But if the maverick low-fare airline doesn’t perform, Neeleman said, JetBlue will suffer financial consequences under the new bill.

Departing passengers who experience ground delays of three to four hours will receive a $100 voucher for future travel. Those stuck for more than four hours will get a voucher worth the price of their round-trip ticket.

Customers whose planes land but can’t taxi to the gate within 30 minutes will receive a $25 voucher. The value of vouchers increases by the length of the delay: $100 for one to two hours, the price of a traveler’s one-way trip for two to three hours, and the round-trip price for more than four hours.

If JetBlue cancels a flight within 12 hours of the scheduled departure time, customers can receive a full refund. They also will get a voucher worth their round-trip ticket price if the cancellation is JetBlue’s fault (not caused by weather or air traffic delays).

Other airlines hand out travel vouchers for flight disruptions, typically at the discretion of airport supervisors or reservations center managers.

The airline estimated the weeklong problem cost $30-million, including what it plans to give customers retroactively under the new bill. Neeleman didn’t think the policy would be “a meaningful expense’’ in the future and could attract new travelers.

JetBlue rode a customer-friendly persona to success since launching in 2000. The airline earned rave reviews with brand-new Airbus jets, cheap fares, individual TVs, cheery flight attendants and quirky billboards with messages such as “We Like You, too.’’

That’s largely why the last week’s problems attracted so much attention, says Darryl Jenkins, an airline consultant in northern Virginia. “JetBlue is different,’’ he says. “We expect more.’’

JetBlue had a policy of completing delayed flights instead of  cancelling them. The idea was that passengers would rather get where they’re going late than wait a day. The policy contributed to JetBlue’s poor on-time performance, dead last among major airlines last year.

It also worked against the airline last week at JetBlue’s big terminal at JFK International Airport in New York. Airline officials admitted they waited too long to let passengers off planes, hoping the weather would clear.

Experts had warned that JetBlue was expanding too fast. There were too few reservations agents to handle unhappy customers, Neeleman acknowledged,  and not enough staff to reschedule flight crews during disruptions.

“I always thought this was a disaster waiting to happen,’’ said Jenkins.

Most experts, however, say the airline built a strong enough bond with customers that they’ll give JetBlue another chance.

Aviation consultant Stuart Klaskin remembers watching JetBlue president David Barger get off a flight in Fort Lauderdale in the airline’s first months and position himself at the door.

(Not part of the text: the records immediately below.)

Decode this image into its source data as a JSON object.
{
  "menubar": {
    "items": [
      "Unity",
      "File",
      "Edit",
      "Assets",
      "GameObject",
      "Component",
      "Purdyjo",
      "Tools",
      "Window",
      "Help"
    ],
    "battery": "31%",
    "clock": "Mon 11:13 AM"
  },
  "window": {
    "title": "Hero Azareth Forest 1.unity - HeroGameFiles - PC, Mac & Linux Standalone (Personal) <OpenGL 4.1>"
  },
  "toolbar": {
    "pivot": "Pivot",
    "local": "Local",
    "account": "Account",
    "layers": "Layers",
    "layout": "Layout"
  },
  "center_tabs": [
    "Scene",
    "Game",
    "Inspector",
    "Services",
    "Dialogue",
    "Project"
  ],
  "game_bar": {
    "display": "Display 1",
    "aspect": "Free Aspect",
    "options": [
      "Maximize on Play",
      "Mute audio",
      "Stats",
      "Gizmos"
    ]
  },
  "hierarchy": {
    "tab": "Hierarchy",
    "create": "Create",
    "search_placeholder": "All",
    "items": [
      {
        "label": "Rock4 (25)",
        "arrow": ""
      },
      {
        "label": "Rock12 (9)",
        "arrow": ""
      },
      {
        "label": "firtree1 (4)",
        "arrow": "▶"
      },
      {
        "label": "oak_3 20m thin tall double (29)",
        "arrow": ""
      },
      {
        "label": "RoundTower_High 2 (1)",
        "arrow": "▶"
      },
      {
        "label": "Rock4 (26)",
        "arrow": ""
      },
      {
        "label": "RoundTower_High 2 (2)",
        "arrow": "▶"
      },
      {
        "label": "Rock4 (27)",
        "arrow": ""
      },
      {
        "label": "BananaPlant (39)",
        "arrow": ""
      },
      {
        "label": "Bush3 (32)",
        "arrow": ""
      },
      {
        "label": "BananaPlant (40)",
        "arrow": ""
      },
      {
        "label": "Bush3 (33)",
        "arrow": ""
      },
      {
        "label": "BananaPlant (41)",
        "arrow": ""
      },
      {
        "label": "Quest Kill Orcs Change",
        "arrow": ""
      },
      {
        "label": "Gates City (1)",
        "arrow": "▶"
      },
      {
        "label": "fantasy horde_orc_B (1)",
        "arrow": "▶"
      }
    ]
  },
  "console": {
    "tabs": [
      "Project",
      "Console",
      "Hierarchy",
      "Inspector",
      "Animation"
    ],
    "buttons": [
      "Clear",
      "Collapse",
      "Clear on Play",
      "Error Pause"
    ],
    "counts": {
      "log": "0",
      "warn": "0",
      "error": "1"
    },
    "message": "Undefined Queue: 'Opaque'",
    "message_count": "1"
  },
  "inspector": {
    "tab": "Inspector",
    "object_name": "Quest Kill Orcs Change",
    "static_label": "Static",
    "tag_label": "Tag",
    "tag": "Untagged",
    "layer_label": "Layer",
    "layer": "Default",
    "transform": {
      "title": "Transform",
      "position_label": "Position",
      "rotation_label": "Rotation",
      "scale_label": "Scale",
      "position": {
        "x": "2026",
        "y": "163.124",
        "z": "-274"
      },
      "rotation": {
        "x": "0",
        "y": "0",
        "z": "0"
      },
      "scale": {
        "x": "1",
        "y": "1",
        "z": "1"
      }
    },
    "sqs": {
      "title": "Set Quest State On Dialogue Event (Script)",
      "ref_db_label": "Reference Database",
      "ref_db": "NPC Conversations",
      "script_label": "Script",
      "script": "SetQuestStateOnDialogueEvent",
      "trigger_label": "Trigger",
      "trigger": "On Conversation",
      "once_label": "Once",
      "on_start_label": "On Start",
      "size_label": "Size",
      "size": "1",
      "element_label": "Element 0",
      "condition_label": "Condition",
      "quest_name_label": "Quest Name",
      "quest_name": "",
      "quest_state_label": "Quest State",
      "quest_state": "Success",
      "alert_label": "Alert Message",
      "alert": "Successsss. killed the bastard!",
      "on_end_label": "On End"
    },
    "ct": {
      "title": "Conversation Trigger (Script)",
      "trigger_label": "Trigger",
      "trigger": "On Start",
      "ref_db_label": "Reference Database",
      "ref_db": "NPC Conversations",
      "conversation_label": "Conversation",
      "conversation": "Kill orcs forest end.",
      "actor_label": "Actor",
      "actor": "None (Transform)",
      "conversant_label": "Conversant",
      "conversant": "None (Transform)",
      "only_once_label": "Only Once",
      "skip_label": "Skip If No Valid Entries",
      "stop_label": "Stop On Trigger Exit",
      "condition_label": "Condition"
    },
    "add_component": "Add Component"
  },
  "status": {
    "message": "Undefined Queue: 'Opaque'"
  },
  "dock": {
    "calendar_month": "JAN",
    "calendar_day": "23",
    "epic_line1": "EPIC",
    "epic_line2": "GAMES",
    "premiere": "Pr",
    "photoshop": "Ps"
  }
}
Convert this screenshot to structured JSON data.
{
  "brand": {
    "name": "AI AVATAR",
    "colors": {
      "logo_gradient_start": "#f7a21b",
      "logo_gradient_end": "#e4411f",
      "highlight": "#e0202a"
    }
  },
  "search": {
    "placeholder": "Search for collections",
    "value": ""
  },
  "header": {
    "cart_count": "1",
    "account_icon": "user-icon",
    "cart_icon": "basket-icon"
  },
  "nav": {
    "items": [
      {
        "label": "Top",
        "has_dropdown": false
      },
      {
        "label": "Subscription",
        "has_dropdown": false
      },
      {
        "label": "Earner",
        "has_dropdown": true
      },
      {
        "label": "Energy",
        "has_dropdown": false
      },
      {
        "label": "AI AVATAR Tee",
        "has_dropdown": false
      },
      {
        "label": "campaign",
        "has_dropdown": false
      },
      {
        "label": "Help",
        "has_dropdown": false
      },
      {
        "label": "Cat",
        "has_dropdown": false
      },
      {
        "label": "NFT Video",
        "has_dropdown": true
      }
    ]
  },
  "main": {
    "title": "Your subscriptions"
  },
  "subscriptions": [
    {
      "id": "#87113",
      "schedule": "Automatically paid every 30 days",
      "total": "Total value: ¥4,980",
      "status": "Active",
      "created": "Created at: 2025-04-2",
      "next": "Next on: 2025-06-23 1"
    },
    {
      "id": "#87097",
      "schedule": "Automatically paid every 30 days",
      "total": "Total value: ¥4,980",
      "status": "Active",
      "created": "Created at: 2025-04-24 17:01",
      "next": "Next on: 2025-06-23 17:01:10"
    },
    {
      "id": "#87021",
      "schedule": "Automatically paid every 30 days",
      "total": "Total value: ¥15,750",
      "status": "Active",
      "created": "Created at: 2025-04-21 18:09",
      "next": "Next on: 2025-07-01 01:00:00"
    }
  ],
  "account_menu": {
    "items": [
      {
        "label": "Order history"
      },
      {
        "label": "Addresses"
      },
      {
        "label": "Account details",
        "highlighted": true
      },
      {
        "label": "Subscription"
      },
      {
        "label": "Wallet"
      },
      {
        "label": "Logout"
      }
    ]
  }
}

The plane from New York had to stop en route so a passenger who suffered a diabetic incident could receive help.

Barger apologized to each passenger for the delay, handed out his phone number and told them to call his secretary to book a free flight.

Another airline’s executive watched aghast. “How can we compete with that?’’ he asked. With ideas like a Bill of Rights, JetBlue competitors might be asking the question again.

Information from the Wall Street Journal was used in this report. Steve Huettel can be reached at huettel@sptimes.com or (813) 226-3384.